These are the penetrating lines of homeless, New-York-City Man, George Hammond — movingly portrayed by Richard Gere — in director Oren Moverman’s recent film, “Time Out of Mind” (2015). The film follows the lonely exploits of the protagonist as he constantly fights the reality of his situation. Shot documentary style — reminiscent of the mumblecore movement — the film effectively explores the homeless lifestyle.
Gere took to the streets in character with his movements captured by hidden cameras, revealing how Americans treat those who live on the streets. Gere, in character, is constantly ignored, yelled at and even attacked by those who pass him.
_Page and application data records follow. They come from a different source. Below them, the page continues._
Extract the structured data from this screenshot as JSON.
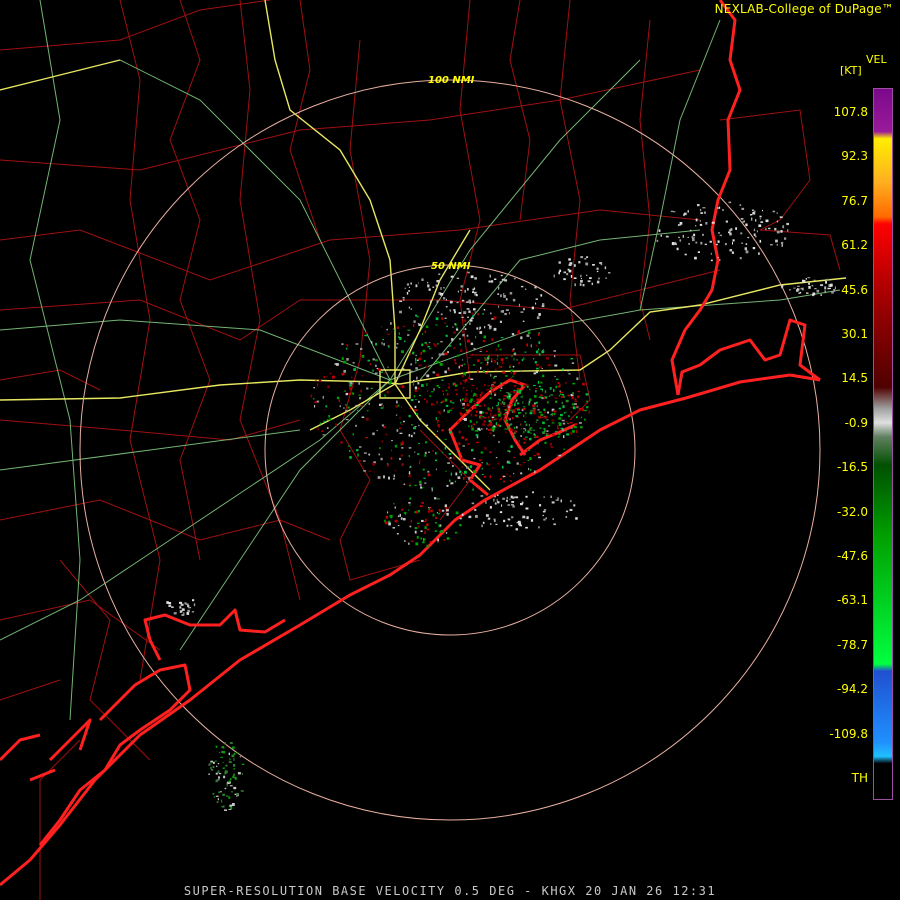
{
  "credit": "NEXLAB-College of DuPage",
  "credit_cut": "™",
  "product_title": "SUPER-RESOLUTION BASE VELOCITY 0.5 DEG - KHGX 20 JAN 26 12:31",
  "range_rings": [
    "50 NMI",
    "100 NMI"
  ],
  "scale": {
    "title": "VEL",
    "unit": "[KT]",
    "labels": [
      "107.8",
      "92.3",
      "76.7",
      "61.2",
      "45.6",
      "30.1",
      "14.5",
      "-0.9",
      "-16.5",
      "-32.0",
      "-47.6",
      "-63.1",
      "-78.7",
      "-94.2",
      "-109.8",
      "TH"
    ]
  },
  "colors": {
    "background": "#000000",
    "coastline": "#ff2020",
    "county_lines": "#a01010",
    "state_lines": "#ff2020",
    "highways": "#e8e860",
    "secondary_roads": "#80c880",
    "range_rings": "#e8b0a0",
    "inbound_velocity": "#00a000",
    "outbound_velocity": "#c00000",
    "near_zero_velocity": "#c8c8c8"
  }
}
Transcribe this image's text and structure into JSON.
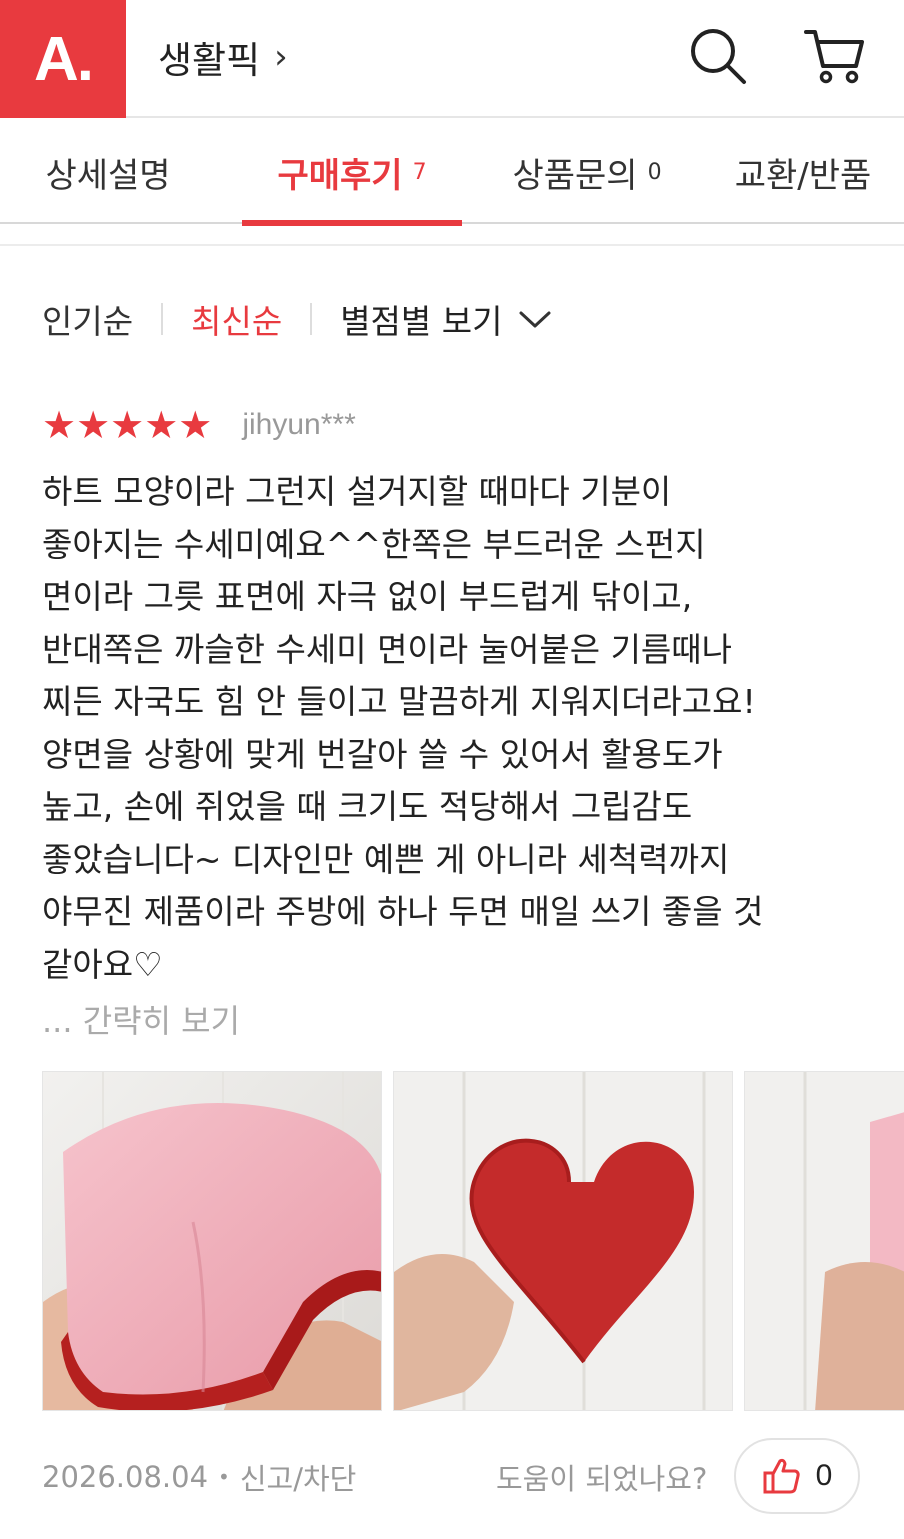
{
  "header": {
    "logo_text": "A.",
    "category_label": "생활픽",
    "chevron": "›",
    "brand_color": "#e83a3f"
  },
  "tabs": [
    {
      "label": "상세설명",
      "count": null,
      "active": false
    },
    {
      "label": "구매후기",
      "count": "7",
      "active": true
    },
    {
      "label": "상품문의",
      "count": "0",
      "active": false
    },
    {
      "label": "교환/반품",
      "count": null,
      "active": false
    }
  ],
  "sort": {
    "popular": "인기순",
    "latest": "최신순",
    "by_rating": "별점별 보기"
  },
  "review": {
    "rating": 5,
    "stars": "★★★★★",
    "user": "jihyun***",
    "text": "하트 모양이라 그런지 설거지할 때마다 기분이\n좋아지는 수세미예요^^한쪽은 부드러운 스펀지\n면이라 그릇 표면에 자극 없이 부드럽게 닦이고,\n반대쪽은 까슬한 수세미 면이라 눌어붙은 기름때나\n찌든 자국도 힘 안 들이고 말끔하게 지워지더라고요!\n양면을 상황에 맞게 번갈아 쓸 수 있어서 활용도가\n높고, 손에 쥐었을 때 크기도 적당해서 그립감도\n좋았습니다~ 디자인만 예쁜 게 아니라 세척력까지\n야무진 제품이라 주방에 하나 두면 매일 쓰기 좋을 것\n같아요♡",
    "collapse_label": "... 간략히 보기",
    "date": "2026.08.04",
    "dot": "•",
    "report_label": "신고/차단",
    "helpful_question": "도움이 되었나요?",
    "like_count": "0"
  },
  "photos": [
    {
      "name": "pink-sponge-side"
    },
    {
      "name": "red-heart-scrubber"
    },
    {
      "name": "pink-sponge-partial"
    }
  ],
  "icons": [
    "search-icon",
    "cart-icon",
    "chevron-down-icon",
    "thumbs-up-icon",
    "chevron-right-icon"
  ]
}
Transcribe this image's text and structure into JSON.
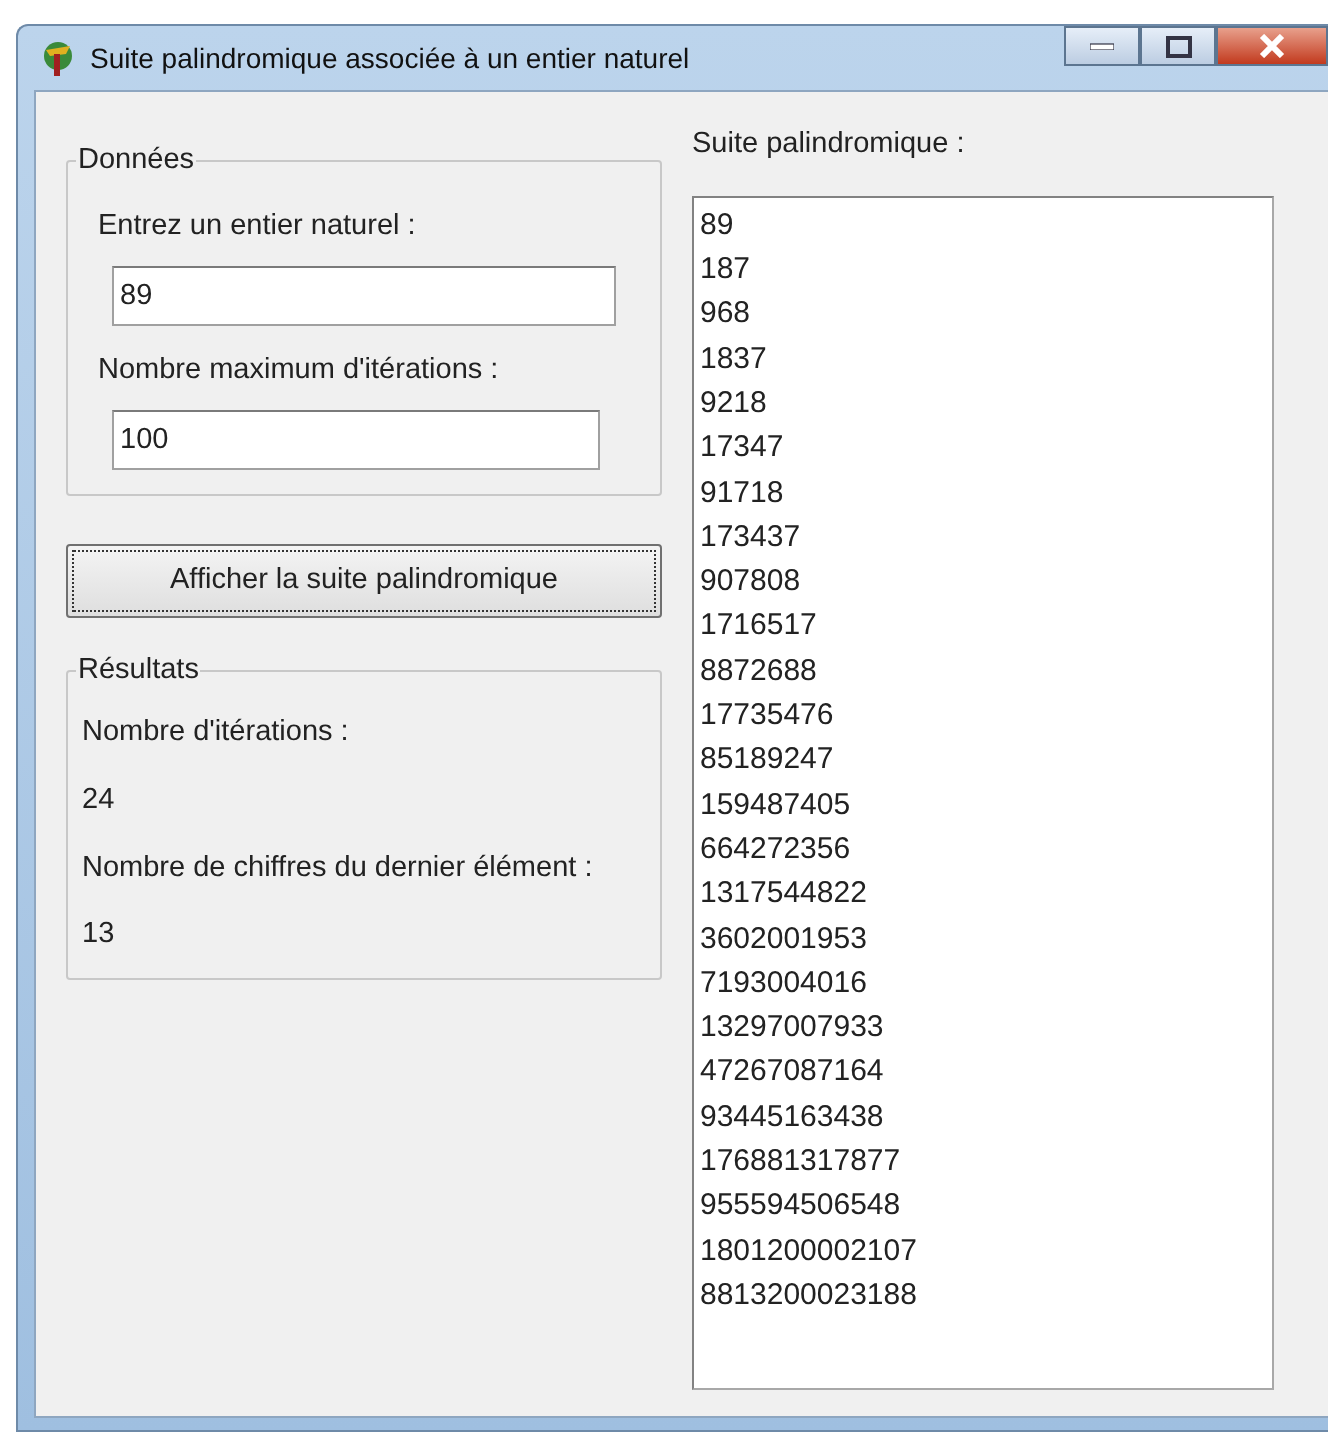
{
  "window": {
    "title": "Suite palindromique associée à un entier naturel"
  },
  "donnees": {
    "title": "Données",
    "fields": [
      {
        "label": "Entrez un entier naturel :",
        "value": "89"
      },
      {
        "label": "Nombre maximum d'itérations :",
        "value": "100"
      }
    ]
  },
  "button": {
    "label": "Afficher la suite palindromique",
    "focused": true
  },
  "resultats": {
    "title": "Résultats",
    "items": [
      {
        "label": "Nombre d'itérations :",
        "value": "24"
      },
      {
        "label": "Nombre de chiffres du dernier élément :",
        "value": "13"
      }
    ]
  },
  "suite": {
    "label": "Suite palindromique :",
    "items": [
      "89",
      "187",
      "968",
      "1837",
      "9218",
      "17347",
      "91718",
      "173437",
      "907808",
      "1716517",
      "8872688",
      "17735476",
      "85189247",
      "159487405",
      "664272356",
      "1317544822",
      "3602001953",
      "7193004016",
      "13297007933",
      "47267087164",
      "93445163438",
      "176881317877",
      "955594506548",
      "1801200002107",
      "8813200023188"
    ]
  }
}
One scene shows a pair of youths on the street throwing aluminum trash cans at the elderly protagonist.
Dirty, unorganized and prison-like — life within homeless shelters are not much better. Aggressiveness among guests is common, and visitors are constantly thrown out for breaking any of the strict rules. Hammond attempts to avoid the shelter as much as possible.
Genuinely feeling pain for Hammond, we learn more about his personal life through small, episodic pieces, each scene using visual components to tell the story.
Effectively blurring the lines between what is real and what is not, the familiar-yet-unique documentary style creates as much realism as possible. Multiple camera shots and angles, taken from far above and through windows, capture the audience’s sense of real-life continuity. Using these tools, the film is able to convey and explore themes of loneliness, redemption and love, revealing to the audience the life and struggles of the typical homeless man on the street.
Via film, the director is able to unveil the true nature of how we often see straight through those we have given up on. Although not for everyone, the film embraces the emotions and unexpected situations pertaining to being homeless, proving to create a powerful viewing experience.
Zachary McIntyre is a sophomore film production major. This review reflects the views of the writer only.